[WHAT YOU WILL DO] What the task requires is an exact printout of the listing below, pictures excluded.

[RECORDS TO PROCESS]
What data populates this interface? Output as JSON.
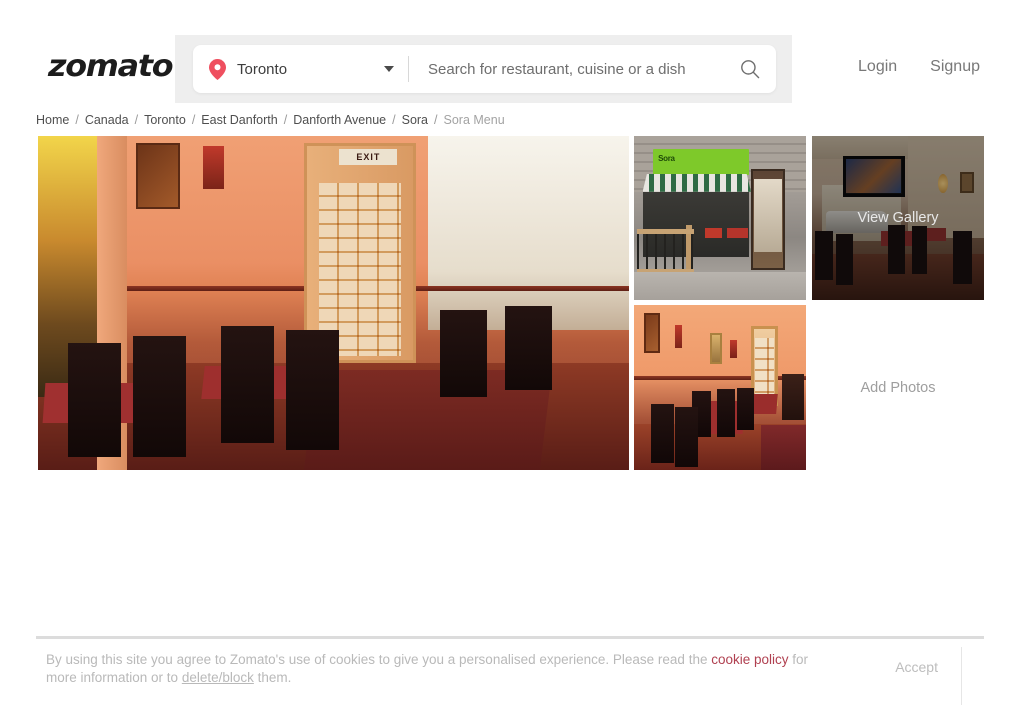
{
  "header": {
    "logo_text": "zomato",
    "location": {
      "icon": "location-pin-icon",
      "value": "Toronto",
      "caret_icon": "chevron-down-icon"
    },
    "search": {
      "placeholder": "Search for restaurant, cuisine or a dish",
      "value": "",
      "icon": "search-icon"
    },
    "login_label": "Login",
    "signup_label": "Signup"
  },
  "breadcrumb": {
    "separator": "/",
    "items": [
      {
        "label": "Home",
        "current": false
      },
      {
        "label": "Canada",
        "current": false
      },
      {
        "label": "Toronto",
        "current": false
      },
      {
        "label": "East Danforth",
        "current": false
      },
      {
        "label": "Danforth Avenue",
        "current": false
      },
      {
        "label": "Sora",
        "current": false
      },
      {
        "label": "Sora Menu",
        "current": true
      }
    ]
  },
  "gallery": {
    "main_photo_alt": "Sora restaurant interior with orange walls, red tablecloths and exit door",
    "thumbs": [
      {
        "alt": "Sora storefront with green sign and striped awning"
      },
      {
        "alt": "Sora bar interior with wall mounted TV",
        "overlay_label": "View Gallery"
      },
      {
        "alt": "Sora dining room with orange walls and red tablecloths"
      }
    ],
    "add_photos_label": "Add Photos"
  },
  "cookie_banner": {
    "text_before_link": "By using this site you agree to Zomato's use of cookies to give you a personalised experience. Please read the ",
    "link_label": "cookie policy",
    "text_after_link": " for more information or to ",
    "delete_label": "delete/block",
    "text_tail": " them.",
    "accept_label": "Accept"
  },
  "colors": {
    "brand_pin": "#ef4f5f",
    "cookie_link": "#b04050",
    "header_search_bg": "#eeeeee",
    "page_bg": "#ffffff"
  }
}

[OUTPUT FOR THIS EXERCISE]
What data populates this interface? Output as JSON.
{
  "header": {
    "logo_text": "zomato",
    "location": {
      "icon": "location-pin-icon",
      "value": "Toronto",
      "caret_icon": "chevron-down-icon"
    },
    "search": {
      "placeholder": "Search for restaurant, cuisine or a dish",
      "value": "",
      "icon": "search-icon"
    },
    "login_label": "Login",
    "signup_label": "Signup"
  },
  "breadcrumb": {
    "separator": "/",
    "items": [
      {
        "label": "Home",
        "current": false
      },
      {
        "label": "Canada",
        "current": false
      },
      {
        "label": "Toronto",
        "current": false
      },
      {
        "label": "East Danforth",
        "current": false
      },
      {
        "label": "Danforth Avenue",
        "current": false
      },
      {
        "label": "Sora",
        "current": false
      },
      {
        "label": "Sora Menu",
        "current": true
      }
    ]
  },
  "gallery": {
    "main_photo_alt": "Sora restaurant interior with orange walls, red tablecloths and exit door",
    "thumbs": [
      {
        "alt": "Sora storefront with green sign and striped awning"
      },
      {
        "alt": "Sora bar interior with wall mounted TV",
        "overlay_label": "View Gallery"
      },
      {
        "alt": "Sora dining room with orange walls and red tablecloths"
      }
    ],
    "add_photos_label": "Add Photos"
  },
  "cookie_banner": {
    "text_before_link": "By using this site you agree to Zomato's use of cookies to give you a personalised experience. Please read the ",
    "link_label": "cookie policy",
    "text_after_link": " for more information or to ",
    "delete_label": "delete/block",
    "text_tail": " them.",
    "accept_label": "Accept"
  },
  "colors": {
    "brand_pin": "#ef4f5f",
    "cookie_link": "#b04050",
    "header_search_bg": "#eeeeee",
    "page_bg": "#ffffff"
  }
}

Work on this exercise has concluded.